▶ [EXERCISE INSTRUCTIONS]:
All that is asked is a faithful reproduction of the entries.

▶ [Element data from apps and pages]:
◇ ◇ ◇ ◇ ◇
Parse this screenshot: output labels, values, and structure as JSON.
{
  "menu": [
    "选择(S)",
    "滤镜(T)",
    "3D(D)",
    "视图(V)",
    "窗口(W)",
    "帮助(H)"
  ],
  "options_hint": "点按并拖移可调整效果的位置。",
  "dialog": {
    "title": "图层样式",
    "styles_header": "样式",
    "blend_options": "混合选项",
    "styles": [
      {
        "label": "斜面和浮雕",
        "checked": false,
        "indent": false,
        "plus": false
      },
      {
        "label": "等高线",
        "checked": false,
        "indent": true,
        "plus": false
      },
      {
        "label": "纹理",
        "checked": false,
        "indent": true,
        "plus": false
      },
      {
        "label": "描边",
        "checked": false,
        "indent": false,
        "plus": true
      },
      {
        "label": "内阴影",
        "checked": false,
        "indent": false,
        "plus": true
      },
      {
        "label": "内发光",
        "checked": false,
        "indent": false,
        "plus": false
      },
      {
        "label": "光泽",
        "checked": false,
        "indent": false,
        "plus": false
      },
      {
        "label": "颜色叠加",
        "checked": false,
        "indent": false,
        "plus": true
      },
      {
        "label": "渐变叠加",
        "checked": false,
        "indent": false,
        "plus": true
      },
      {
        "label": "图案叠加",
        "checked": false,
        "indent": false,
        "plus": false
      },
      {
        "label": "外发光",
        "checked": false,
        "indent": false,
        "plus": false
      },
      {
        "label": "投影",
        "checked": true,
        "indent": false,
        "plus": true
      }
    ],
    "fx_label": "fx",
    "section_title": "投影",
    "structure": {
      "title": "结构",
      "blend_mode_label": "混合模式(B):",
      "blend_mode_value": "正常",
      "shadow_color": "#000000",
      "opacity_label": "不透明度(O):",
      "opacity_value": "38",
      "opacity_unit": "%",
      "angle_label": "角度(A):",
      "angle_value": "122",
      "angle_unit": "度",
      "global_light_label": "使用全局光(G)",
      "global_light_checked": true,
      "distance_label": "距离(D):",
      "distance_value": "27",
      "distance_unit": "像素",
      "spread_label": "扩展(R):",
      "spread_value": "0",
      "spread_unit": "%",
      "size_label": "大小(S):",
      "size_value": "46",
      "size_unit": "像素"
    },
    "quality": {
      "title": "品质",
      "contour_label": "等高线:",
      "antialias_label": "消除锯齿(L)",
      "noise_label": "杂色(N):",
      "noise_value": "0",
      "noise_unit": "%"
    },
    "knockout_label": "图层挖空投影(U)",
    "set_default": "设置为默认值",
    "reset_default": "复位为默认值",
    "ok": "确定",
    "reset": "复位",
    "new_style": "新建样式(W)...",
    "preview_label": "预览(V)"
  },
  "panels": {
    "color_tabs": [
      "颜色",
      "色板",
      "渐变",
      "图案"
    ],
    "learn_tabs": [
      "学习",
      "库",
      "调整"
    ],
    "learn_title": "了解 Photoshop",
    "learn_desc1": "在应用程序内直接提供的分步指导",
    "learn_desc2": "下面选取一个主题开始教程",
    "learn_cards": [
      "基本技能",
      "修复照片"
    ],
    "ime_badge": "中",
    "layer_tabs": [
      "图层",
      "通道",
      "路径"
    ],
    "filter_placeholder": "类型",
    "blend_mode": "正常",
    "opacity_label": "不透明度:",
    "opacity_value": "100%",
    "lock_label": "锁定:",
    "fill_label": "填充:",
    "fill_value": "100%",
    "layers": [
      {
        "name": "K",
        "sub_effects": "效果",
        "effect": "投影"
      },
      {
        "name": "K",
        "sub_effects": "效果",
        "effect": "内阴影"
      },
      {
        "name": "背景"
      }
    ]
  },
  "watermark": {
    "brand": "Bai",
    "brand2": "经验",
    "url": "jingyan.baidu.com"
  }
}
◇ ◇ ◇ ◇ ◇
▶ [EXERCISE OUTPUT]:
Parse this screenshot: output labels, values, and structure as JSON.
{
  "menu": [
    "选择(S)",
    "滤镜(T)",
    "3D(D)",
    "视图(V)",
    "窗口(W)",
    "帮助(H)"
  ],
  "options_hint": "点按并拖移可调整效果的位置。",
  "dialog": {
    "title": "图层样式",
    "styles_header": "样式",
    "blend_options": "混合选项",
    "styles": [
      {
        "label": "斜面和浮雕",
        "checked": false,
        "indent": false,
        "plus": false
      },
      {
        "label": "等高线",
        "checked": false,
        "indent": true,
        "plus": false
      },
      {
        "label": "纹理",
        "checked": false,
        "indent": true,
        "plus": false
      },
      {
        "label": "描边",
        "checked": false,
        "indent": false,
        "plus": true
      },
      {
        "label": "内阴影",
        "checked": false,
        "indent": false,
        "plus": true
      },
      {
        "label": "内发光",
        "checked": false,
        "indent": false,
        "plus": false
      },
      {
        "label": "光泽",
        "checked": false,
        "indent": false,
        "plus": false
      },
      {
        "label": "颜色叠加",
        "checked": false,
        "indent": false,
        "plus": true
      },
      {
        "label": "渐变叠加",
        "checked": false,
        "indent": false,
        "plus": true
      },
      {
        "label": "图案叠加",
        "checked": false,
        "indent": false,
        "plus": false
      },
      {
        "label": "外发光",
        "checked": false,
        "indent": false,
        "plus": false
      },
      {
        "label": "投影",
        "checked": true,
        "indent": false,
        "plus": true
      }
    ],
    "fx_label": "fx",
    "section_title": "投影",
    "structure": {
      "title": "结构",
      "blend_mode_label": "混合模式(B):",
      "blend_mode_value": "正常",
      "shadow_color": "#000000",
      "opacity_label": "不透明度(O):",
      "opacity_value": "38",
      "opacity_unit": "%",
      "angle_label": "角度(A):",
      "angle_value": "122",
      "angle_unit": "度",
      "global_light_label": "使用全局光(G)",
      "global_light_checked": true,
      "distance_label": "距离(D):",
      "distance_value": "27",
      "distance_unit": "像素",
      "spread_label": "扩展(R):",
      "spread_value": "0",
      "spread_unit": "%",
      "size_label": "大小(S):",
      "size_value": "46",
      "size_unit": "像素"
    },
    "quality": {
      "title": "品质",
      "contour_label": "等高线:",
      "antialias_label": "消除锯齿(L)",
      "noise_label": "杂色(N):",
      "noise_value": "0",
      "noise_unit": "%"
    },
    "knockout_label": "图层挖空投影(U)",
    "set_default": "设置为默认值",
    "reset_default": "复位为默认值",
    "ok": "确定",
    "reset": "复位",
    "new_style": "新建样式(W)...",
    "preview_label": "预览(V)"
  },
  "panels": {
    "color_tabs": [
      "颜色",
      "色板",
      "渐变",
      "图案"
    ],
    "learn_tabs": [
      "学习",
      "库",
      "调整"
    ],
    "learn_title": "了解 Photoshop",
    "learn_desc1": "在应用程序内直接提供的分步指导",
    "learn_desc2": "下面选取一个主题开始教程",
    "learn_cards": [
      "基本技能",
      "修复照片"
    ],
    "ime_badge": "中",
    "layer_tabs": [
      "图层",
      "通道",
      "路径"
    ],
    "filter_placeholder": "类型",
    "blend_mode": "正常",
    "opacity_label": "不透明度:",
    "opacity_value": "100%",
    "lock_label": "锁定:",
    "fill_label": "填充:",
    "fill_value": "100%",
    "layers": [
      {
        "name": "K",
        "sub_effects": "效果",
        "effect": "投影"
      },
      {
        "name": "K",
        "sub_effects": "效果",
        "effect": "内阴影"
      },
      {
        "name": "背景"
      }
    ]
  },
  "watermark": {
    "brand": "Bai",
    "brand2": "经验",
    "url": "jingyan.baidu.com"
  }
}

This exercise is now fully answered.